First of all, it will provide the city and its outskirts with a green, modern and high-frequency transportation system that will significantly cut commuting time. This reason alone should satisfy even the most ardent naysayers.

But there is more. The REM will generate 34,000 jobs during the construction phase and create a thousand more once it is operational.

And finally, let’s remember that financing is already secured and in place.

Simply put, the REM will help make Montreal the world-class city it deserves to be by providing a first-class transportation solution to communities, families and citizens in need.

Viewed from this perspective, it’s difficult to interpret recent criticism of this signature project by the Parti Québécois and the Coalition Avenir Québec as anything more than partisan politics.

On the one hand, the Parti Québécois proposal will lead to another decade of consultations, feasibility studies and unnecessary delays. Their “Grand Déblocage” will not reduce commuting time for families in the Greater Montreal area, not to mention the potential negative impact it will have on the entire city’s economy. It also neglects the urgent needs of the West Island and the Vaudreuil-Soulanges region, which for its part, is in continuous growth.

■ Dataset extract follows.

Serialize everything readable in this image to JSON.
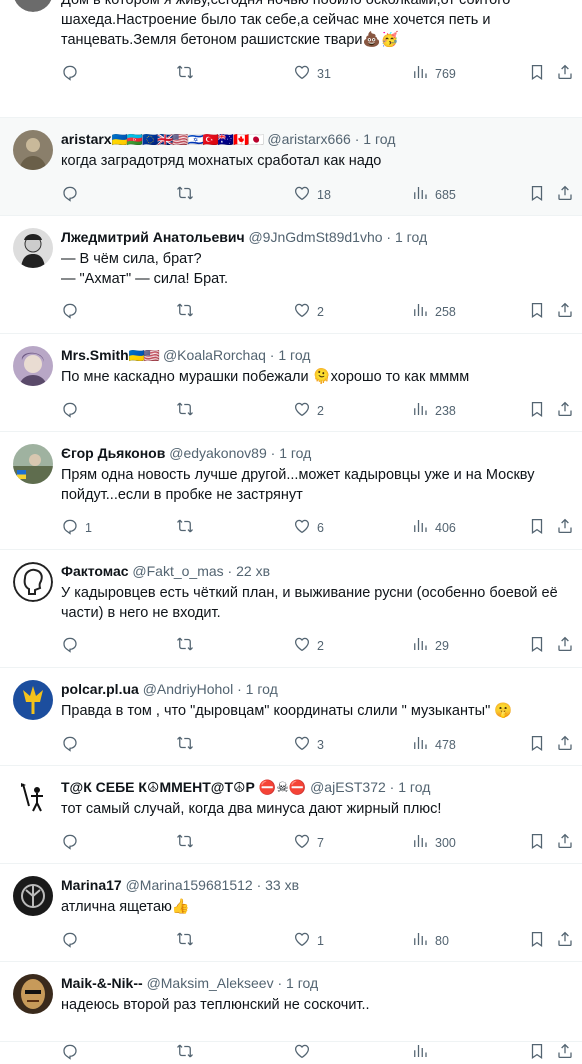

It is worth noting that economic and environmental leaders such as the mayors of Montreal, Laval and Brossard, as well as the president of the Chamber of Commerce of Metropolitan Montreal, Équiterre, the Suzuki Foundation and Trajectoire Québec, have all reiterated their desire to see the REM move forward despite the PQ’s proposal to terminate the project.

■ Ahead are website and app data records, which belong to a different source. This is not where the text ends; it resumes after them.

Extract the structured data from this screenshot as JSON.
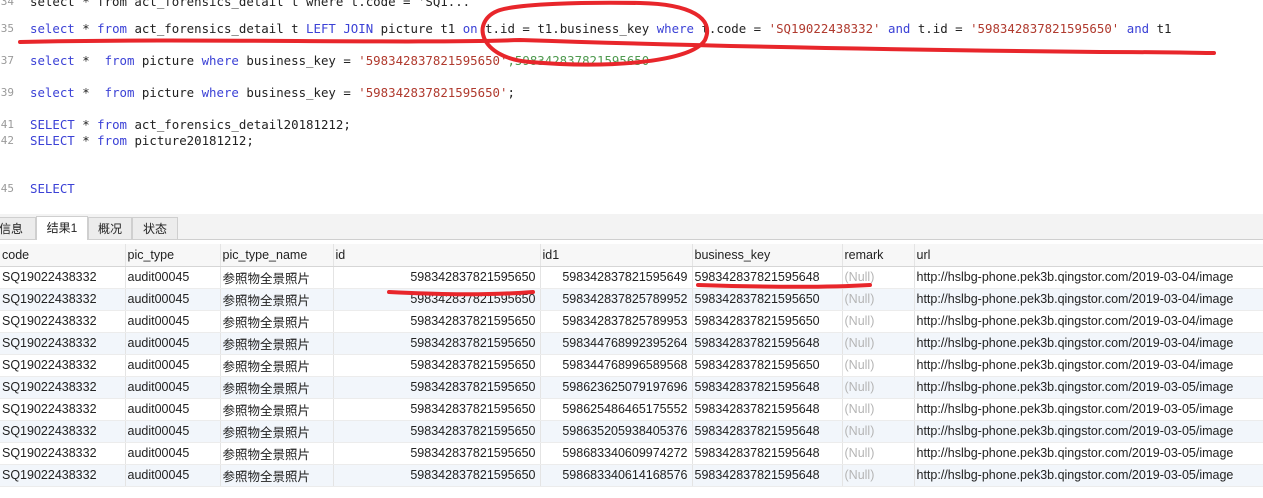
{
  "editor": {
    "lines": [
      {
        "num": "34",
        "segments": [
          {
            "t": "select * from act_forensics_detail t where t.code = 'SQ1...",
            "c": ""
          }
        ]
      },
      {
        "num": "35",
        "segments": [
          {
            "t": "select",
            "c": "kw"
          },
          {
            "t": " * ",
            "c": ""
          },
          {
            "t": "from",
            "c": "kw"
          },
          {
            "t": " act_forensics_detail t ",
            "c": ""
          },
          {
            "t": "LEFT JOIN",
            "c": "kw"
          },
          {
            "t": " picture t1 ",
            "c": ""
          },
          {
            "t": "on",
            "c": "kw"
          },
          {
            "t": " t.id = t1.business_key ",
            "c": ""
          },
          {
            "t": "where",
            "c": "kw"
          },
          {
            "t": " t.code = ",
            "c": ""
          },
          {
            "t": "'SQ19022438332'",
            "c": "str"
          },
          {
            "t": " ",
            "c": ""
          },
          {
            "t": "and",
            "c": "kw"
          },
          {
            "t": " t.id = ",
            "c": ""
          },
          {
            "t": "'598342837821595650'",
            "c": "str"
          },
          {
            "t": " ",
            "c": ""
          },
          {
            "t": "and",
            "c": "kw"
          },
          {
            "t": " t1",
            "c": ""
          }
        ]
      },
      {
        "num": "37",
        "segments": [
          {
            "t": "select",
            "c": "kw"
          },
          {
            "t": " *  ",
            "c": ""
          },
          {
            "t": "from",
            "c": "kw"
          },
          {
            "t": " picture ",
            "c": ""
          },
          {
            "t": "where",
            "c": "kw"
          },
          {
            "t": " business_key = ",
            "c": ""
          },
          {
            "t": "'598342837821595650'",
            "c": "str"
          },
          {
            "t": ";598342837821595650",
            "c": "cmt"
          }
        ]
      },
      {
        "num": "39",
        "segments": [
          {
            "t": "select",
            "c": "kw"
          },
          {
            "t": " *  ",
            "c": ""
          },
          {
            "t": "from",
            "c": "kw"
          },
          {
            "t": " picture ",
            "c": ""
          },
          {
            "t": "where",
            "c": "kw"
          },
          {
            "t": " business_key = ",
            "c": ""
          },
          {
            "t": "'598342837821595650'",
            "c": "str"
          },
          {
            "t": ";",
            "c": ""
          }
        ]
      },
      {
        "num": "41",
        "segments": [
          {
            "t": "SELECT",
            "c": "kw"
          },
          {
            "t": " * ",
            "c": ""
          },
          {
            "t": "from",
            "c": "kw"
          },
          {
            "t": " act_forensics_detail20181212;",
            "c": ""
          }
        ]
      },
      {
        "num": "42",
        "segments": [
          {
            "t": "SELECT",
            "c": "kw"
          },
          {
            "t": " * ",
            "c": ""
          },
          {
            "t": "from",
            "c": "kw"
          },
          {
            "t": " picture20181212;",
            "c": ""
          }
        ]
      },
      {
        "num": "45",
        "segments": [
          {
            "t": "SELECT",
            "c": "kw"
          }
        ]
      }
    ]
  },
  "tabs": [
    {
      "label": "信息",
      "active": false
    },
    {
      "label": "结果1",
      "active": true
    },
    {
      "label": "概况",
      "active": false
    },
    {
      "label": "状态",
      "active": false
    }
  ],
  "grid": {
    "columns": [
      "code",
      "pic_type",
      "pic_type_name",
      "id",
      "id1",
      "business_key",
      "remark",
      "url"
    ],
    "rows": [
      [
        "SQ19022438332",
        "audit00045",
        "参照物全景照片",
        "598342837821595650",
        "598342837821595649",
        "598342837821595648",
        "(Null)",
        "http://hslbg-phone.pek3b.qingstor.com/2019-03-04/image"
      ],
      [
        "SQ19022438332",
        "audit00045",
        "参照物全景照片",
        "598342837821595650",
        "598342837825789952",
        "598342837821595650",
        "(Null)",
        "http://hslbg-phone.pek3b.qingstor.com/2019-03-04/image"
      ],
      [
        "SQ19022438332",
        "audit00045",
        "参照物全景照片",
        "598342837821595650",
        "598342837825789953",
        "598342837821595650",
        "(Null)",
        "http://hslbg-phone.pek3b.qingstor.com/2019-03-04/image"
      ],
      [
        "SQ19022438332",
        "audit00045",
        "参照物全景照片",
        "598342837821595650",
        "598344768992395264",
        "598342837821595648",
        "(Null)",
        "http://hslbg-phone.pek3b.qingstor.com/2019-03-04/image"
      ],
      [
        "SQ19022438332",
        "audit00045",
        "参照物全景照片",
        "598342837821595650",
        "598344768996589568",
        "598342837821595650",
        "(Null)",
        "http://hslbg-phone.pek3b.qingstor.com/2019-03-04/image"
      ],
      [
        "SQ19022438332",
        "audit00045",
        "参照物全景照片",
        "598342837821595650",
        "598623625079197696",
        "598342837821595648",
        "(Null)",
        "http://hslbg-phone.pek3b.qingstor.com/2019-03-05/image"
      ],
      [
        "SQ19022438332",
        "audit00045",
        "参照物全景照片",
        "598342837821595650",
        "598625486465175552",
        "598342837821595648",
        "(Null)",
        "http://hslbg-phone.pek3b.qingstor.com/2019-03-05/image"
      ],
      [
        "SQ19022438332",
        "audit00045",
        "参照物全景照片",
        "598342837821595650",
        "598635205938405376",
        "598342837821595648",
        "(Null)",
        "http://hslbg-phone.pek3b.qingstor.com/2019-03-05/image"
      ],
      [
        "SQ19022438332",
        "audit00045",
        "参照物全景照片",
        "598342837821595650",
        "598683340609974272",
        "598342837821595648",
        "(Null)",
        "http://hslbg-phone.pek3b.qingstor.com/2019-03-05/image"
      ],
      [
        "SQ19022438332",
        "audit00045",
        "参照物全景照片",
        "598342837821595650",
        "598683340614168576",
        "598342837821595648",
        "(Null)",
        "http://hslbg-phone.pek3b.qingstor.com/2019-03-05/image"
      ]
    ]
  },
  "colors": {
    "keyword": "#3b41d6",
    "string": "#b03a2e",
    "comment": "#4f9a4f",
    "annotation": "#e8262b"
  }
}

At the same time, the CAQ’s proposal would contravene the main rule of governance of the Caisse de dépôt et de placement du Québec, which stands for independence and political neutrality.

It is regrettable to witness these attempts to harm the project, and by extension all those it will benefit, instead of working positively toward its implementation.

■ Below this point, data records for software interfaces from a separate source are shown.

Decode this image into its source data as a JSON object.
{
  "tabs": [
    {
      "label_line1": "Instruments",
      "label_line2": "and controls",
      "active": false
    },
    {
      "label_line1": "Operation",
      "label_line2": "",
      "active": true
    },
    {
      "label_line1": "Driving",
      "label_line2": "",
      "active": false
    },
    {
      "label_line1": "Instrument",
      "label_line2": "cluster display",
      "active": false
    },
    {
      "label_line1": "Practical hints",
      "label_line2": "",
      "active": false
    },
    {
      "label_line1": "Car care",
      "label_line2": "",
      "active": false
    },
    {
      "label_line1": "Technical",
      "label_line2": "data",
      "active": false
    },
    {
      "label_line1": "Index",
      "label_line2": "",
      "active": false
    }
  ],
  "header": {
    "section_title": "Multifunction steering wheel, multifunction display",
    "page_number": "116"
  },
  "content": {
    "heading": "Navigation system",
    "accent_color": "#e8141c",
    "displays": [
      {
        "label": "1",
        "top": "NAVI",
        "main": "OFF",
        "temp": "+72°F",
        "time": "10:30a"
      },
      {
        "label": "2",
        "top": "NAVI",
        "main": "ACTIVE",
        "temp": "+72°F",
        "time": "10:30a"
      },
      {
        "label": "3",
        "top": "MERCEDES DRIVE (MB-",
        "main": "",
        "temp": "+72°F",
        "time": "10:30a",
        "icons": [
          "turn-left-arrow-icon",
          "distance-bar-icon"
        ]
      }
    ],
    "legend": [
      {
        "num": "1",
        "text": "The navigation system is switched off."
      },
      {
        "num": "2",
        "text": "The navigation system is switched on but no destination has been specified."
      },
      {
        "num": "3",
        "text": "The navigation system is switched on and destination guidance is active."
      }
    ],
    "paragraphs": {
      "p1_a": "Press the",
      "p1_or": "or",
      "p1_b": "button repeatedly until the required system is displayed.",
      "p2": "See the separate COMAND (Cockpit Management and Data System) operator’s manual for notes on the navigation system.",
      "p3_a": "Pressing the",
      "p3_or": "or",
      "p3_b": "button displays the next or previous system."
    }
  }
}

With the REM, we are finally moving into a modern era defined by widespread public transportation and efficiency. Of course, one project alone cannot solve every transportation challenge, but the REM is a tremendous step in the right direction and one that can make Quebecers proud again.

Parallel to the REM, the government of Quebec is also working to improve mobility in the entire Greater Montreal region, including in the East End. In fact, in the last budget, we made a commitment toward the extension of the blue line.

This government is committed to solving the Greater Montreal area’s transportation needs with a focus on excellence and execution. It would be a shame if partisan politics and electoral manoeuvres put that progress at risk.

André Fortin
Member for Pontiac
Minister of Transport, Sustainable Mobility and Transport Electrification

Martin Coiteux
Member for Nelligan
Minister of Municipal Affairs and Land Occupancy
Minister of Public Security
Minister responsible for the Montréal region

Carlos J. Leitão
Member for Robert-Baldwin
Minister of Finance

Geoffrey Kelley 
Member for Jacques-Cartier
Minister responsible for Native Affairs